A furious Sir Salman Rushdie has accused Police in the Indian state of Rajasthan of fabricating death threats which led to the Booker-prize winning author staying away from the Jaipur Literature Festival. Sir Salman tweeted Sunday “I’ve investigated and believe I was indeed lied to. I am outraged and very angry”.
He also said he did not know who gave the orders to police to come up with the threats, adding “I guess (it was) the same police who want to arrest Hari, Amitava, Jeet and Ruchir”; referring to authors Hari Kunzru, Amitava Kumar, Jeet Thayil and Ruchir Joshi who read passages from Rushdie’s The Satanic Verses on the first day of the festival following Sir Salman’s withdrawal.
The Chief Minister of Rajasthan Ashok Gehlot however refuted Rushdie’s allegations, telling reporters, “The government had made all arrangements for his security because it was our duty. If we get an advisory from the Central Government about a threat to the life of a certain person then we have to make arrangements for his security.”
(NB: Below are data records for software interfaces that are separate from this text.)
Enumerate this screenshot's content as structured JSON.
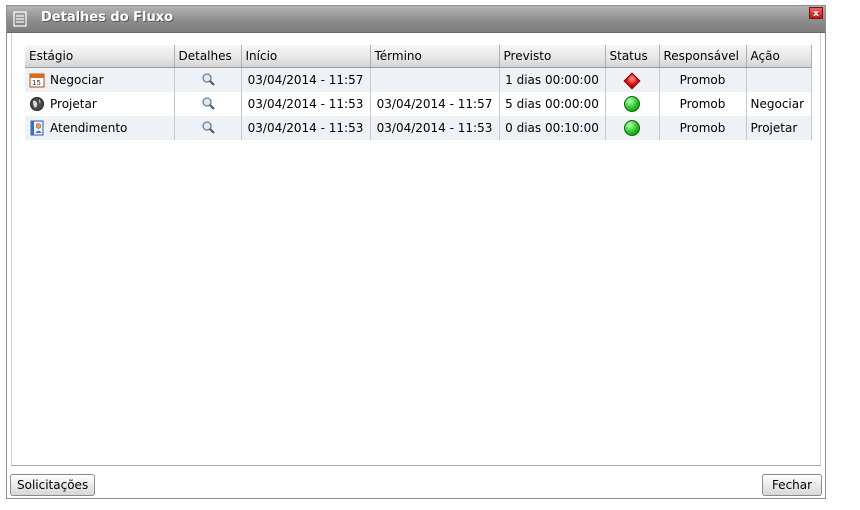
{
  "window": {
    "title": "Detalhes do Fluxo",
    "close_label": "x"
  },
  "table": {
    "headers": [
      "Estágio",
      "Detalhes",
      "Início",
      "Término",
      "Previsto",
      "Status",
      "Responsável",
      "Ação"
    ],
    "rows": [
      {
        "stage": "Negociar",
        "stage_icon": "calendar-icon",
        "details_icon": "magnifier-icon",
        "start": "03/04/2014 - 11:57",
        "end": "",
        "expected": "1 dias 00:00:00",
        "status": "red",
        "responsible": "Promob",
        "action": ""
      },
      {
        "stage": "Projetar",
        "stage_icon": "globe-icon",
        "details_icon": "magnifier-icon",
        "start": "03/04/2014 - 11:53",
        "end": "03/04/2014 - 11:57",
        "expected": "5 dias 00:00:00",
        "status": "green",
        "responsible": "Promob",
        "action": "Negociar"
      },
      {
        "stage": "Atendimento",
        "stage_icon": "contact-card-icon",
        "details_icon": "magnifier-icon",
        "start": "03/04/2014 - 11:53",
        "end": "03/04/2014 - 11:53",
        "expected": "0 dias 00:10:00",
        "status": "green",
        "responsible": "Promob",
        "action": "Projetar"
      }
    ]
  },
  "footer": {
    "left_button": "Solicitações",
    "right_button": "Fechar"
  },
  "colors": {
    "status_red": "#e01010",
    "status_green": "#26c026",
    "titlebar": "#8d8d8d"
  }
}
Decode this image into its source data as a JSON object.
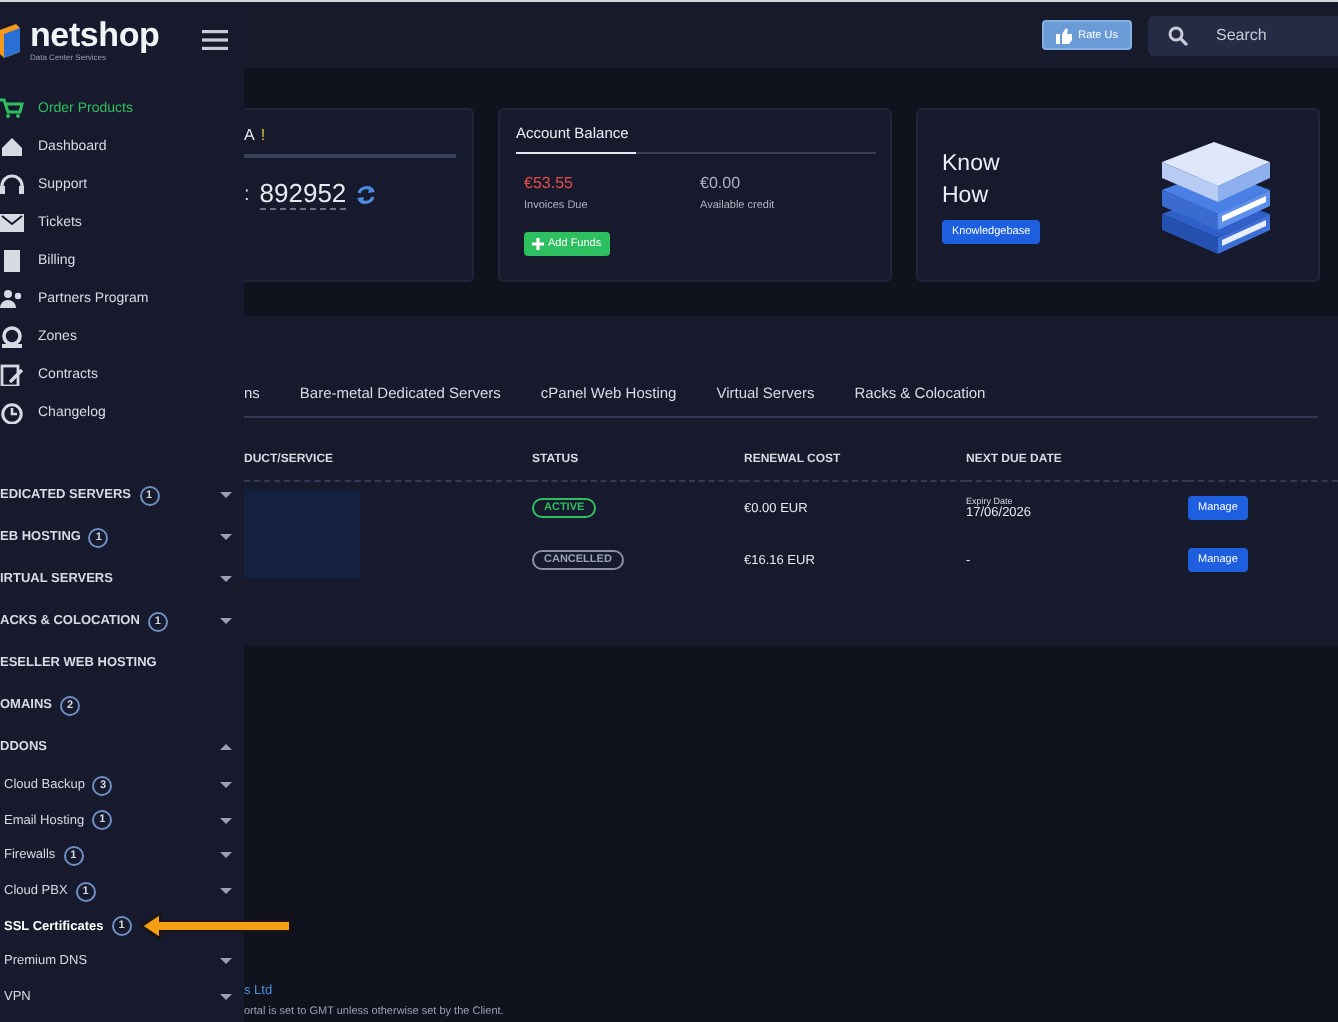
{
  "brand": {
    "name": "netshop",
    "tagline": "Data Center Services"
  },
  "sidebar": {
    "nav": [
      {
        "label": "Order Products",
        "selected": true
      },
      {
        "label": "Dashboard",
        "selected": false
      },
      {
        "label": "Support",
        "selected": false
      },
      {
        "label": "Tickets",
        "selected": false
      },
      {
        "label": "Billing",
        "selected": false
      },
      {
        "label": "Partners Program",
        "selected": false
      },
      {
        "label": "Zones",
        "selected": false
      },
      {
        "label": "Contracts",
        "selected": false
      },
      {
        "label": "Changelog",
        "selected": false
      }
    ],
    "sections": [
      {
        "label": "EDICATED SERVERS",
        "badge": "1",
        "expanded": false
      },
      {
        "label": "EB HOSTING",
        "badge": "1",
        "expanded": false
      },
      {
        "label": "IRTUAL SERVERS",
        "expanded": false
      },
      {
        "label": "ACKS & COLOCATION",
        "badge": "1",
        "expanded": false
      },
      {
        "label": "ESELLER WEB HOSTING"
      },
      {
        "label": "OMAINS",
        "badge": "2"
      },
      {
        "label": "DDONS",
        "expanded": true,
        "children": [
          {
            "label": "Cloud Backup",
            "badge": "3",
            "expanded": false,
            "selected": false
          },
          {
            "label": "Email Hosting",
            "badge": "1",
            "expanded": false,
            "selected": false
          },
          {
            "label": "Firewalls",
            "badge": "1",
            "expanded": false,
            "selected": false
          },
          {
            "label": "Cloud PBX",
            "badge": "1",
            "expanded": false,
            "selected": false
          },
          {
            "label": "SSL Certificates",
            "badge": "1",
            "selected": true
          },
          {
            "label": "Premium DNS",
            "expanded": false,
            "selected": false
          },
          {
            "label": "VPN",
            "expanded": false,
            "selected": false
          }
        ]
      }
    ]
  },
  "topbar": {
    "rate_button": "Rate Us",
    "search": {
      "placeholder": "Search"
    }
  },
  "cards": {
    "security": {
      "title": "A",
      "alert": "!",
      "prefix": ":",
      "code": "892952"
    },
    "balance": {
      "title": "Account Balance",
      "due_amount": "€53.55",
      "due_label": "Invoices Due",
      "credit": "€0.00",
      "credit_label": "Available credit",
      "button": "Add Funds"
    },
    "knowhow": {
      "title": "Know How",
      "button": "Knowledgebase"
    }
  },
  "products": {
    "tabs": [
      {
        "label": "ns",
        "selected": false
      },
      {
        "label": "Bare-metal Dedicated Servers",
        "selected": false
      },
      {
        "label": "cPanel Web Hosting",
        "selected": false
      },
      {
        "label": "Virtual Servers",
        "selected": false
      },
      {
        "label": "Racks & Colocation",
        "selected": false
      }
    ],
    "columns": [
      "DUCT/SERVICE",
      "STATUS",
      "RENEWAL COST",
      "NEXT DUE DATE"
    ],
    "rows": [
      {
        "status": "ACTIVE",
        "kind": "active",
        "cost": "€0.00 EUR",
        "due_label": "Expiry Date",
        "due": "17/06/2026",
        "action": "Manage"
      },
      {
        "status": "CANCELLED",
        "kind": "cancelled",
        "cost": "€16.16 EUR",
        "due": "-",
        "action": "Manage"
      }
    ]
  },
  "footer": {
    "company": "s Ltd",
    "note": "ortal is set to GMT unless otherwise set by the Client."
  }
}
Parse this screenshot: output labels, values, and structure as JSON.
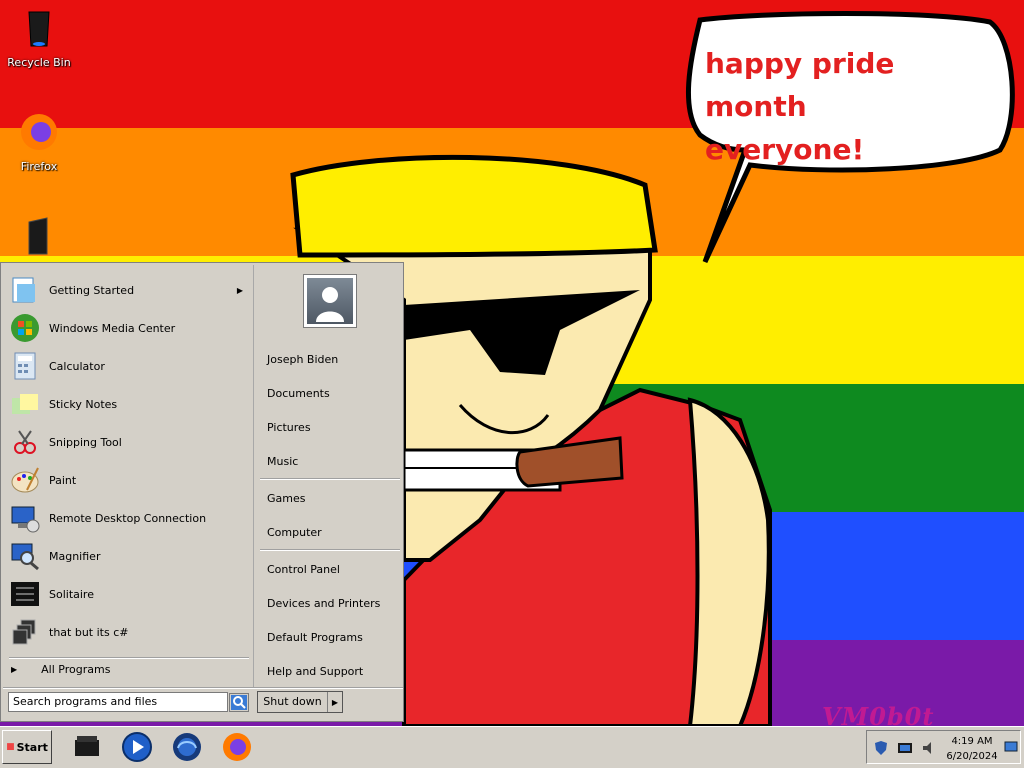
{
  "desktop": {
    "icons": [
      {
        "label": "Recycle Bin",
        "icon": "recycle-bin-icon"
      },
      {
        "label": "Firefox",
        "icon": "firefox-icon"
      },
      {
        "label": "",
        "icon": "folder-icon"
      }
    ],
    "speech_bubble": {
      "line1": "happy pride month",
      "line2": "everyone!",
      "color": "#e32020"
    },
    "watermark": "VM0b0t",
    "flag_colors": [
      "#e8100f",
      "#ff8a00",
      "#ffee00",
      "#0e8a1f",
      "#1f4fff",
      "#7a1aa8"
    ]
  },
  "start_menu": {
    "programs": [
      {
        "label": "Getting Started",
        "icon": "getting-started-icon",
        "has_submenu": true
      },
      {
        "label": "Windows Media Center",
        "icon": "media-center-icon"
      },
      {
        "label": "Calculator",
        "icon": "calculator-icon"
      },
      {
        "label": "Sticky Notes",
        "icon": "sticky-notes-icon"
      },
      {
        "label": "Snipping Tool",
        "icon": "snipping-tool-icon"
      },
      {
        "label": "Paint",
        "icon": "paint-icon"
      },
      {
        "label": "Remote Desktop Connection",
        "icon": "remote-desktop-icon"
      },
      {
        "label": "Magnifier",
        "icon": "magnifier-icon"
      },
      {
        "label": "Solitaire",
        "icon": "solitaire-icon"
      },
      {
        "label": "that but its c#",
        "icon": "windows-stack-icon"
      }
    ],
    "all_programs": "All Programs",
    "search_placeholder": "Search programs and files",
    "user_name": "Joseph Biden",
    "links": [
      "Documents",
      "Pictures",
      "Music",
      "Games",
      "Computer",
      "Control Panel",
      "Devices and Printers",
      "Default Programs",
      "Help and Support"
    ],
    "shutdown_label": "Shut down"
  },
  "taskbar": {
    "start_label": "Start",
    "pinned": [
      "explorer-icon",
      "media-player-icon",
      "internet-explorer-icon",
      "firefox-icon"
    ],
    "tray_icons": [
      "shield-icon",
      "network-icon",
      "volume-icon"
    ],
    "time": "4:19 AM",
    "date": "6/20/2024"
  }
}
Sir Salman’s visit to Asia’s largest literary festival was cancelled following threats made by – among others – the Darul Uloom Deoband Islamic Monastery in India, one of the most powerful bodies in the Islamic World. Following the threats, state officials are reported to have persuaded Festival organizers to cancel the appearance citing “massive security concerns”.
The author’s 1988 novel The Satanic Verses provoked outrage throughout the Islamic world, leading to the late Iranian leader Ayatollah Khomeini to issue a fatwa calling for his death over claims made by the novel’s narrator that disputed verses in the Koran had been disclosed by the Archangel Gabriel. The Satanic Verses was banned throughout the Islamic world, including India, which has a Muslim population of nearly 200 million.
The cancellation of the author’s visit to the Jaipur Festival meanwhile has elicited widespread criticism, particularly from the literary fraternity. Author Hari Kunzru tweeted that Rushdie’s absence from the festival is “a stain on India’s international reputation” whilst writer and analyst Salil Tripathi said, “Writers should not need armies to protect them in a free society”.
There have also been reports the threats to Salman Rushdie by Muslim Groups may have been motivated by political compulsions with politicians actively seeking the Muslim vote ahead of local government elections. None of the main political parties in the country have spoken out against the Muslim groups.
The failure of the government to ensure security for the internationally celebrated author has led to many critics to question India’s claim to being the world’s largest democracy and charge that an increasingly prosperous India is becoming ever more intolerant.
- Vijitha Alles